Perhaps you've read news about the many rescue programs for distressed homeowners. Powering down may need to start with the home itself and go from there. Ultimately, a person in financial distress will always face difficult decisions. Some of which may be as simple as accepting they cannot sustain such a large or expensive home and the attached energy, transportation, tax and insurance burdens. A good chat with your family accountant or bookkeeper is a great place to start. You may be surprised to learn that in the case of short sale or foreclosure, the IRS considers your forgiven principle as 'taxable income'.
If you cannot reduce your home footprint easily and you are stressed financially, then loan modification is a good way to at least buy time while you are adjusting to lowering your own expectations of what kind of home will utlimately support you for the longer term.
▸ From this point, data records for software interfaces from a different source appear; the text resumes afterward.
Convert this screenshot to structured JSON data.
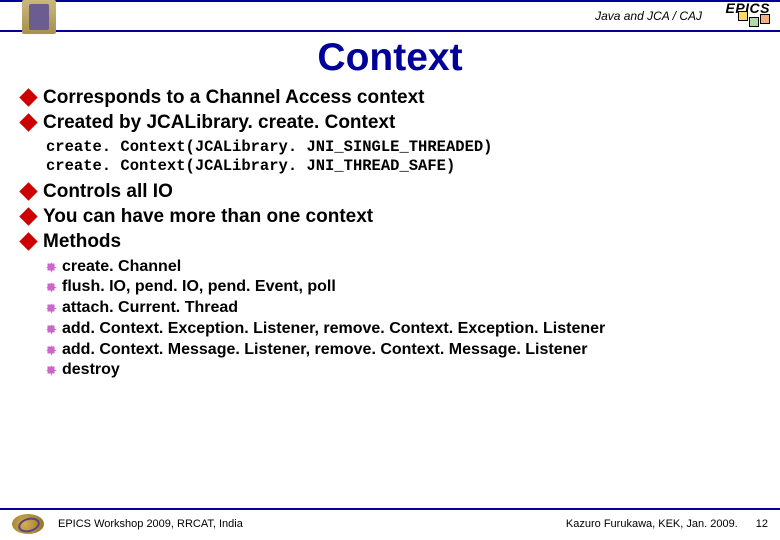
{
  "header": {
    "subtitle": "Java and JCA / CAJ",
    "badge": "EPICS"
  },
  "title": "Context",
  "bullets1a": [
    "Corresponds to a Channel Access context",
    "Created by JCALibrary. create. Context"
  ],
  "code": [
    "create. Context(JCALibrary. JNI_SINGLE_THREADED)",
    "create. Context(JCALibrary. JNI_THREAD_SAFE)"
  ],
  "bullets1b": [
    "Controls all IO",
    "You can have more than one context",
    "Methods"
  ],
  "bullets2": [
    "create. Channel",
    "flush. IO, pend. IO, pend. Event, poll",
    "attach. Current. Thread",
    "add. Context. Exception. Listener, remove. Context. Exception. Listener",
    "add. Context. Message. Listener, remove. Context. Message. Listener",
    "destroy"
  ],
  "footer": {
    "left": "EPICS Workshop 2009, RRCAT, India",
    "right": "Kazuro Furukawa, KEK, Jan. 2009.",
    "page": "12"
  }
}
The basic facts of who qualifies for what are on face value quite simple: your Debt (housing expense) to Income Ratio needs to be 31% or less of your actual income (gross or net depending on the lender and program). And your home Loan to Value should not be over 125%. That means you don't owe more than 25% above the current market value of your home. Unlike a loan application your loan modification application also includes a review of your actual household budget. Your budget is verified by bank statements. So that's where credit card debt or high medical bills or other obligations etc., can really affect your ability to get help. One must show two things: a financial hardship and sufficient income to meet the modified, ie lower nortgage payment. Loss of income or family illness or increased responsiblities qill meet the first criteria.
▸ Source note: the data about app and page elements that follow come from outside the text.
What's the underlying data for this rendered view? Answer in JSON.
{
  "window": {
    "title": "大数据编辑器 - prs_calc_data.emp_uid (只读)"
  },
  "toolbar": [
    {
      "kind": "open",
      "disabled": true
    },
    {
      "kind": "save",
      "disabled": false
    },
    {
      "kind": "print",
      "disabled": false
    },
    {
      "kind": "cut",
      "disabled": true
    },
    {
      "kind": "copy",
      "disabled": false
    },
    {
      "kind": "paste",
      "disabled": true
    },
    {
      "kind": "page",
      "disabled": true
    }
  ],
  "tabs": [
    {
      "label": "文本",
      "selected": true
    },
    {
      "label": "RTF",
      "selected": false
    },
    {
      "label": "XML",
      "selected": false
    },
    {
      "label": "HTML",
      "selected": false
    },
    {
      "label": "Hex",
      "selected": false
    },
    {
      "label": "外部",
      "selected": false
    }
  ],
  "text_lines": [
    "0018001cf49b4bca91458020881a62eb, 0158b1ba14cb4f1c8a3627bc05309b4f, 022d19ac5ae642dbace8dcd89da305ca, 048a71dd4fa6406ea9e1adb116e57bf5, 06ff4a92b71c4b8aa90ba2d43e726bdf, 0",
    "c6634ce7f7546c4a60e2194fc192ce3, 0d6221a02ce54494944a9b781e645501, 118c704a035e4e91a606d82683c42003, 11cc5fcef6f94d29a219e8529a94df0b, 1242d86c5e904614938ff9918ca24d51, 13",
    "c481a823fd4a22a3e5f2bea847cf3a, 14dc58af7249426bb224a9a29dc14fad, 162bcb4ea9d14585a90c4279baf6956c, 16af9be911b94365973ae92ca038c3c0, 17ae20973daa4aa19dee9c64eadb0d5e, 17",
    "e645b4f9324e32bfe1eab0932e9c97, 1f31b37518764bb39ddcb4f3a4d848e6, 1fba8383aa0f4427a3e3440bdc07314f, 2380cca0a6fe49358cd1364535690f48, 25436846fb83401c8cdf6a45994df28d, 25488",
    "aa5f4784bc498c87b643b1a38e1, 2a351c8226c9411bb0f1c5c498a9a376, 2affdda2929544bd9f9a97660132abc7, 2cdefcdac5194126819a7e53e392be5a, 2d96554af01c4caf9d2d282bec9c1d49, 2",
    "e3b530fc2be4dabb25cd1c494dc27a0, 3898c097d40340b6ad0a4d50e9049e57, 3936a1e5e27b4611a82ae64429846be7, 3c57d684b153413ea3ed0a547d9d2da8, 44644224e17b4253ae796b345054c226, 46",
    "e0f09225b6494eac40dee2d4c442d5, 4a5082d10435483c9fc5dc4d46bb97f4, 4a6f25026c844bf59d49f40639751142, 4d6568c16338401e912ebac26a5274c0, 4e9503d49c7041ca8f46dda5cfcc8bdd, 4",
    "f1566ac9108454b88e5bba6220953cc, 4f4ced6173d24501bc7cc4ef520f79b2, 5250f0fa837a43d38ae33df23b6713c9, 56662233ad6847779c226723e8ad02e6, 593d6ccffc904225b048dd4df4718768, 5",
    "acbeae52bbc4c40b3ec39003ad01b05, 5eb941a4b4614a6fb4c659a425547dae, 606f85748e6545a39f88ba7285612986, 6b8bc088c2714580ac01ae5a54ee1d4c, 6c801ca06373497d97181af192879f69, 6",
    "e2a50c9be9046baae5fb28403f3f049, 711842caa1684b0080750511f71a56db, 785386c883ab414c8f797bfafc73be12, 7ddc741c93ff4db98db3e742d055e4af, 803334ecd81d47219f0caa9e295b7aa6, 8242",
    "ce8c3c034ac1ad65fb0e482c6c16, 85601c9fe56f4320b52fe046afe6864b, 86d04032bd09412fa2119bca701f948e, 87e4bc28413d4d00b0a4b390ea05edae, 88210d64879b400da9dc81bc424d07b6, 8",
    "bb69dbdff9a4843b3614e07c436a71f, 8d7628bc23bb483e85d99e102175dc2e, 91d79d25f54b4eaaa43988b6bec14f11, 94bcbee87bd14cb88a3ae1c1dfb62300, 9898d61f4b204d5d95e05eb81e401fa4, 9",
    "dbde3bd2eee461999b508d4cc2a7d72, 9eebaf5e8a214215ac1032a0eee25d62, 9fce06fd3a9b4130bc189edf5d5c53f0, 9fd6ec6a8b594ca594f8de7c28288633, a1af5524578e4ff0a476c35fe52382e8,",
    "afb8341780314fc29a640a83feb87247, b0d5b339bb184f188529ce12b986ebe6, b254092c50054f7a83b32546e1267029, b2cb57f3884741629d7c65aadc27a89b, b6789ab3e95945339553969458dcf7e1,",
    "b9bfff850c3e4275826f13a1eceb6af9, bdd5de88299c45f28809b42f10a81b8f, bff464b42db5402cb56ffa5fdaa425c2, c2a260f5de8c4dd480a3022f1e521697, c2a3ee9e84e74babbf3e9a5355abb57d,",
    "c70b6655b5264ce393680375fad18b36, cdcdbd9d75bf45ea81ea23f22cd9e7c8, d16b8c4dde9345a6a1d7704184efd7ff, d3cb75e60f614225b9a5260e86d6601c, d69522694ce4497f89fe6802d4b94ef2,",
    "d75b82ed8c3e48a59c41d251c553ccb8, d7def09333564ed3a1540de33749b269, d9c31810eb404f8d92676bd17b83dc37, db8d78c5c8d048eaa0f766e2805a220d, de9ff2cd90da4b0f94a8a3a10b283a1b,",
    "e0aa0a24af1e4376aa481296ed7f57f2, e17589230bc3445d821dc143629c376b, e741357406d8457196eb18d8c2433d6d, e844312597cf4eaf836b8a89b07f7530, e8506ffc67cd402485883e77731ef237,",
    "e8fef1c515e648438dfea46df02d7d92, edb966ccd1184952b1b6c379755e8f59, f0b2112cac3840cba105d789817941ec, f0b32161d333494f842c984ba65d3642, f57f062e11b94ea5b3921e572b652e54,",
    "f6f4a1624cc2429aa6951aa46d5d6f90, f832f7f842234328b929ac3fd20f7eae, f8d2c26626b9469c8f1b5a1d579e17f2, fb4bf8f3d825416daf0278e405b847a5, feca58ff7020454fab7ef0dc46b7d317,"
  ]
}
In many cases, over-extended consumer debt may prevent you from being considered for a loan modification so you may be served by speaking with a bankruptcy attorney about your options before taking this on. While 31% is the starting point for Debt to Income analysis, each situation is different. Your family setting and responsibilities come into play. If you, like most people borrowed for your mortgage based on the standard 45% or higher Debt to Income ratio it stands to reason most people cannot afford their current loans!
Recent news about Mortgage Principal Reduction is encouraging but early: the guidelines are scheduled to roll out in June 2010. A few lenders under heavy government supervision are loweing the mortgage balances in extreme cases - but principle reductions are less than 1% of the loan modifications completed to date. Out of some 450 Million homeowners thought to be helped by the Stimulus programs, only 170,000 have actually achieved loan modification to date. A high percentage of those have failed for many reasons. One borrower was offered $20 off their $3,000 payment after a one year effort negotiationg with their bank. I have personally seen financial statements showing a homeowner was deemed to be making 200% of their actual income. So the person with the $3,000 payment might in fact qualify for a payment of $1,800 rather than the $2,980 bank offer. Quite a difference!
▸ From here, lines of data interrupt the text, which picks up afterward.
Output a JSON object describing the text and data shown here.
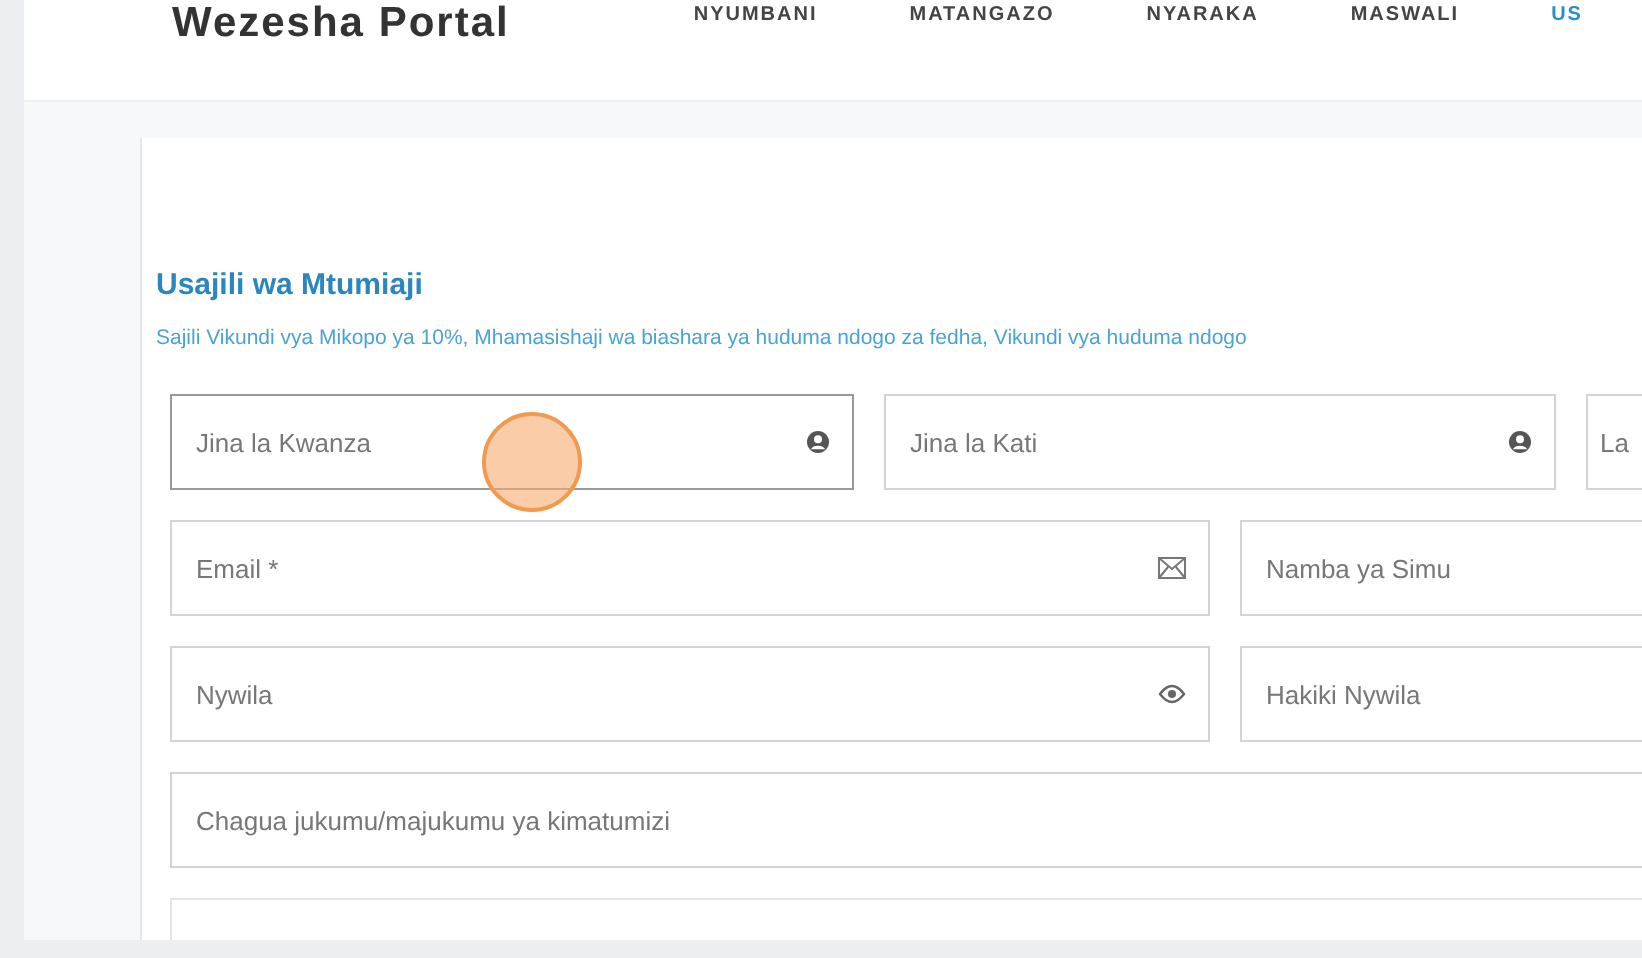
{
  "header": {
    "brand": "Wezesha Portal",
    "nav": [
      {
        "label": "NYUMBANI",
        "selected": false
      },
      {
        "label": "MATANGAZO",
        "selected": false
      },
      {
        "label": "NYARAKA",
        "selected": false
      },
      {
        "label": "MASWALI",
        "selected": false
      },
      {
        "label": "US",
        "selected": true
      }
    ]
  },
  "form": {
    "title": "Usajili wa Mtumiaji",
    "subtitle": "Sajili Vikundi vya Mikopo ya 10%, Mhamasishaji wa biashara ya huduma ndogo za fedha, Vikundi vya huduma ndogo",
    "rows": [
      {
        "fields": [
          {
            "placeholder": "Jina la Kwanza",
            "focused": true,
            "kind": "name"
          },
          {
            "placeholder": "Jina la Kati",
            "focused": false,
            "kind": "name"
          },
          {
            "placeholder": "La",
            "focused": false,
            "kind": "text"
          }
        ]
      },
      {
        "fields": [
          {
            "placeholder": "Email *",
            "focused": false,
            "kind": "email"
          },
          {
            "placeholder": "Namba ya Simu",
            "focused": false,
            "kind": "text"
          }
        ]
      },
      {
        "fields": [
          {
            "placeholder": "Nywila",
            "focused": false,
            "kind": "password"
          },
          {
            "placeholder": "Hakiki Nywila",
            "focused": false,
            "kind": "text"
          }
        ]
      },
      {
        "fields": [
          {
            "placeholder": "Chagua jukumu/majukumu ya kimatumizi",
            "focused": false,
            "kind": "text"
          }
        ]
      }
    ]
  }
}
If you really want to keep your home (and there are many reasons not to sell right now!) then it will pay to explore the loan modification programs available. Each program has a number of caveats; including: which lenders offer which ones now (or may) and in what order or circumstance you situation may fit. Some lenders require you to be behind on your payments while others require you to not have missed any payments for the same program. Naturally your free HUD counselor is a good first stop as they receive the releases and train their counselors to advise on whether your situation fits a certain box. Then you get to apply and negotiate yourself based on the HUD counselor advice that your lender 'should' offer you this or that program. No one monitors or follows your case but you. If you run into trouble, you can seek consumer assistance from the various government agencies. But as a consumer, unless you are willing to pay an attorney or loan modification agent to represent you, the lender is not exactly on your side. Your bank's debt mitigators represent the bank's interest first and they may or may not be willing to even return your calls. Licensed loan officers in Washington may represent you according to the MBP Act Interpretative Statement issued by the Dept of Financial Instuttions.
I urge you to write your representatives and ask them to prioritize creation of a Consumer Protection Agency as separate from the Federal Reserve and Banking lobbies with their own powers to enforce the existing laws: http://www.congress.org
All the best! http://www.equitytalks.blogspot.com